(Reuters) – Singapore-based Broadcom Ltd (AVGO.O) is planning to scrap its bid for Qualcomm Inc (QCOM.O), after U.S. President Donald Trump blocked the chipmaker’s proposed acquisition on national security grounds earlier this week, although it will press on with its plan to move its base to the United States, according to sources familiar with the matter.
Broadcom’s board was meeting on Tuesday night to formalize its plans and it could make an announcement as soon as Wednesday, the two sources added. The company will also drop its challenge to Qualcomm’s board, the people added.
Broadcom will continue with its plan to redomicile to the United States, a move that will cost it about $500 million a year under a higher tax rate, the sources added.
Being based in the United States as opposed to Singapore will allow Broadcom to make what it believes will be acquisitions of U.S. companies that will not fall within the jurisdiction of the Committee on Foreign Investment in the United States (CFIUS), which scrutinizes deals for potential national security concerns.
Broadcom and Qualcomm could not be immediately reached for comment.
Trump signed an order late on Monday to halt what would have been the biggest-ever technology deal on concerns that a takeover of Qualcomm by the Singapore-based company would erode the United States’ lead in mobile technology and give China the upper hand.
The deal, spearheaded by CEO Hock Tan, would have created the world’s No. 3 semiconductor company with a leading market share in smartphones, car electronics and industrial internet devices.
Analysts said Broadcom can still build heft through smaller deals. And it could have an easier time buying U.S. targets if it goes through with plans to redomicilie in the United States.
Tan has already turned Avago, a small chipmaker with a market value of $3.5 billion in 2009, into a more than $100 billion company.
Tan bought California-based companies Broadcom for $37 billion in a leveraged deal in 2015 and Brocade Communications in a $5.5 billion deal two years later.
San Diego-based Qualcomm evolved from a U.S. military aerospace contractor to become the dominant player in wireless radio technology over the past two decades, with its chips used in half of all smartphones.
It fended off antitrust concerns around the globe over its intellectual property strategies, taking the biggest share of wireless royalties in the 3G and 4G eras and getting a head start on next decade’s 5G era, which promises to embed wireless connections in cars, factories, homes and cities.
Broadcom now has ample firepower for smaller deals, with about $11 billion in cash and the potential to generate nearly $9 billion in annual free cash flow, analysts estimate.
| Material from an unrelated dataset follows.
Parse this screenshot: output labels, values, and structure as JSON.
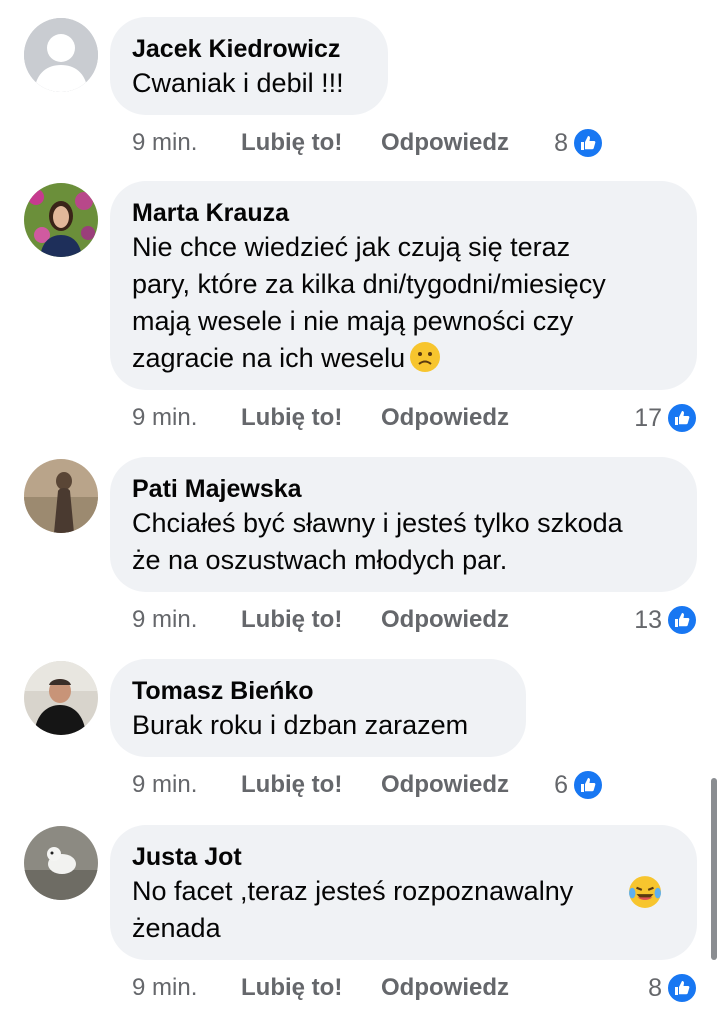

CFIUS, which raised concerns about the Qualcomm deal with Trump, listed the highly leveraged nature of Broadcom’s bid for its larger rival as a major concern coupled with the risk of the U.S. losing mobile technology leadership.
Broadcom had planned since last year to relocate its legal headquarters to the United States, avoiding the need for a CFIUS review.
“If Broadcom completes its redomiciling in the U.S. in a way that extinguishes any non-U.S. ownership or control, then I think they can open the door to many, if not all, acquisitions … they would effectively no longer be subject to a CFIUS-initiated review or investigation,” said Guillermo Christensen, a lawyer who works on CFIUS issues at Brown Rudnick in Washington.
“But that really hinges on completely severing the foreign ownership connection,” he said.
Reporting by Greg Roumeliotis and Liana B. Baker in New York; Additional reporting by Supantha Mukherjee and Sonam Rai in Bengaluru, Chris Sanders in Washington; Editing by Bill Rigby, Meredith Mazzilli and Lisa Shumaker